I’m live here at the Qualcomm Uplinq conference and HP’s Jon Rubinstein just said something interesting during the morning keynote: HP would be willing to work with “special companies” to deliver webOS on non-HP devices.
When HP bought Palm last year for more than $1 billion, many (including yours truly) believed it would take the Apple approach of delivering the hardware and the software. With webOS, it had purchased a stellar operating system that just needed some love and mountains of resources. HP has those resources and the Veer, Pre 3 and TouchPad are its first uses of that platform.
Rubinstein, who is now a senior VP at HP, said that it would be willing to work with “special companies” to deliver webOS on other products. It wants to be somewhere in between the Apple model and the Google approach (where it gives away Android to all comers). To be clear, he said that HP doesn’t want to be in the licensing business, so these partners would have to add a lot of value and be focused on pushing webOS.
So, what kind of companies will qualify as “special?” Rubinstein indicated that this means the handset maker (or tablet maker, I suppose) shouldn’t have a large portfolio of devices based on other platforms or, at least, be willing to make webOS its main operating system. I guess that rules out Apple, Nokia (with Windows Phone) and Research In Motion. Samsung, LG, HTC and Motorola also seem pretty darn committed to Android.

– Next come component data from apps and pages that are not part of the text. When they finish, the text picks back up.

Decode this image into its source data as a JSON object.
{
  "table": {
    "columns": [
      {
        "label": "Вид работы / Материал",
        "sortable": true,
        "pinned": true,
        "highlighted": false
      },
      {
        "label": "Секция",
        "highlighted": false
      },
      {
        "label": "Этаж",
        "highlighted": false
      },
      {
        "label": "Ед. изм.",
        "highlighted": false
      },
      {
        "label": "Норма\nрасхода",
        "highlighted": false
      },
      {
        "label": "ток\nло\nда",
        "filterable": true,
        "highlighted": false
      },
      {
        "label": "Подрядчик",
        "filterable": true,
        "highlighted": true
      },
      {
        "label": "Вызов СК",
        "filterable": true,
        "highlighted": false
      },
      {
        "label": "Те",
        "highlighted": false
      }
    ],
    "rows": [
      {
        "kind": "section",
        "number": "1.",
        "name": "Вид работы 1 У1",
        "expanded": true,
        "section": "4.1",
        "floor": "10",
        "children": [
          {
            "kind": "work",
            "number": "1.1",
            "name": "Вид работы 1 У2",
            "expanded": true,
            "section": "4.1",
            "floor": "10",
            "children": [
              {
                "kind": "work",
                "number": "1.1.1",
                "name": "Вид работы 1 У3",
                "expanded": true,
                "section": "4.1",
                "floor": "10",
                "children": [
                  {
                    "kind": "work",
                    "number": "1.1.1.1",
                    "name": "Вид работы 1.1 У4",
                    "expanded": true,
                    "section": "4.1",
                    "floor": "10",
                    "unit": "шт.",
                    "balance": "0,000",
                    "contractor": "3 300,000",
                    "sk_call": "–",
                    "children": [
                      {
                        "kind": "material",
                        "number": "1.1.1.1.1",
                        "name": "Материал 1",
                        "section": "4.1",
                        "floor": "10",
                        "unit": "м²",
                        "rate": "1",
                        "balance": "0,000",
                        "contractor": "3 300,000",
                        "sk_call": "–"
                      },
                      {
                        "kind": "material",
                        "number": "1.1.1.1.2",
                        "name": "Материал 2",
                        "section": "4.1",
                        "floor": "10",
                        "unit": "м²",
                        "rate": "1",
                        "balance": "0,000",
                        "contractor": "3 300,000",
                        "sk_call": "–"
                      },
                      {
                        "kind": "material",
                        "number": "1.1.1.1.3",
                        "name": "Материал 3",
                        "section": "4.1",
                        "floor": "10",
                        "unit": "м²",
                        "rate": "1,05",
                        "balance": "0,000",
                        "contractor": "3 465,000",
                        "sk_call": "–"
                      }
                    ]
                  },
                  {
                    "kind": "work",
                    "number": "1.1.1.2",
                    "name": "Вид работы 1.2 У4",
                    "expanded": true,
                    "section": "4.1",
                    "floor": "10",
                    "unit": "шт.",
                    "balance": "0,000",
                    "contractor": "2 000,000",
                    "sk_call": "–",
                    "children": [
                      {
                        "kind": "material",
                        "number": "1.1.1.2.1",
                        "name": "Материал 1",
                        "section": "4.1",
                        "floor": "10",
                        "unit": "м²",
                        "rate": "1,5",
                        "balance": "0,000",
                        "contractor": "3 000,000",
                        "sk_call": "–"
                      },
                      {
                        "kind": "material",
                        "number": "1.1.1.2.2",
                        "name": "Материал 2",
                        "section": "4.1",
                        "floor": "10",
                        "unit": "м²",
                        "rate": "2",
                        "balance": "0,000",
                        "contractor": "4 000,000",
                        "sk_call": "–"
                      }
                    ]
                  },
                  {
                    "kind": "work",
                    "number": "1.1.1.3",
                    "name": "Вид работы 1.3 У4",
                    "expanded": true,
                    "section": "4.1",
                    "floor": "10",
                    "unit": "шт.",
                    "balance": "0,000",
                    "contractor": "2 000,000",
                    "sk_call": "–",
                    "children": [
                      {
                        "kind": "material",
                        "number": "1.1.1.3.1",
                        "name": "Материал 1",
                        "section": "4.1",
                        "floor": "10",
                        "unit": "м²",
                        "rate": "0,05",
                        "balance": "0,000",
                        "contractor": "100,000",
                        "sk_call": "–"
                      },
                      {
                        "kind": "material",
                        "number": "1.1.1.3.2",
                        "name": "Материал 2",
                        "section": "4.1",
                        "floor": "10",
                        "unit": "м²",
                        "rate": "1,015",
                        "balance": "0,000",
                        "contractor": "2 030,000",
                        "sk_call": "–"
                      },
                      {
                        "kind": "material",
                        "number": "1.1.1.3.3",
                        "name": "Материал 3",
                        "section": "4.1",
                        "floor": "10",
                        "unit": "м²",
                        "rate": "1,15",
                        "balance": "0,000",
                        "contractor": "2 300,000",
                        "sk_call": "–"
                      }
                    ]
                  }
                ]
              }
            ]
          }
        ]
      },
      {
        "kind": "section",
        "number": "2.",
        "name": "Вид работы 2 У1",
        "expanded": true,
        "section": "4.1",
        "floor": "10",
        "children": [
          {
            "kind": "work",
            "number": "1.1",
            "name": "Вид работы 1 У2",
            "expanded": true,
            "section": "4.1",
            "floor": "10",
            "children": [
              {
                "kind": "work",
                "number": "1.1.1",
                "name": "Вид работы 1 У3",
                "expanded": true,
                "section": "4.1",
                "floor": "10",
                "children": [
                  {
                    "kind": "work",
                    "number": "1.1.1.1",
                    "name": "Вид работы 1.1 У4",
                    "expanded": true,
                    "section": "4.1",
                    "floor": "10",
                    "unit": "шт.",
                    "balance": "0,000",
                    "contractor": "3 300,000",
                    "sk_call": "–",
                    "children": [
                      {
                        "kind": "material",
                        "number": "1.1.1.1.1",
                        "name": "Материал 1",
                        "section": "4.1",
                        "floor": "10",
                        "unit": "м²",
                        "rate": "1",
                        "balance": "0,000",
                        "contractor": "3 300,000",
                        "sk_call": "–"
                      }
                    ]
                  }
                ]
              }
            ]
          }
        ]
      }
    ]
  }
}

The idea of webOS on other devices is very interesting because I don’t care how large HP is, it’s going to be tough for a single company to create enough demand for the webOS ecosystem. I’m just struggling to figure out which companies out there would fall into this “special” category and would be willing to ditch Android or Windows Phone 7 for webOS. If I’m dreaming, I’d love to see some HTC hardware with this software but don’t know how realistic that is.
What do you think, friends?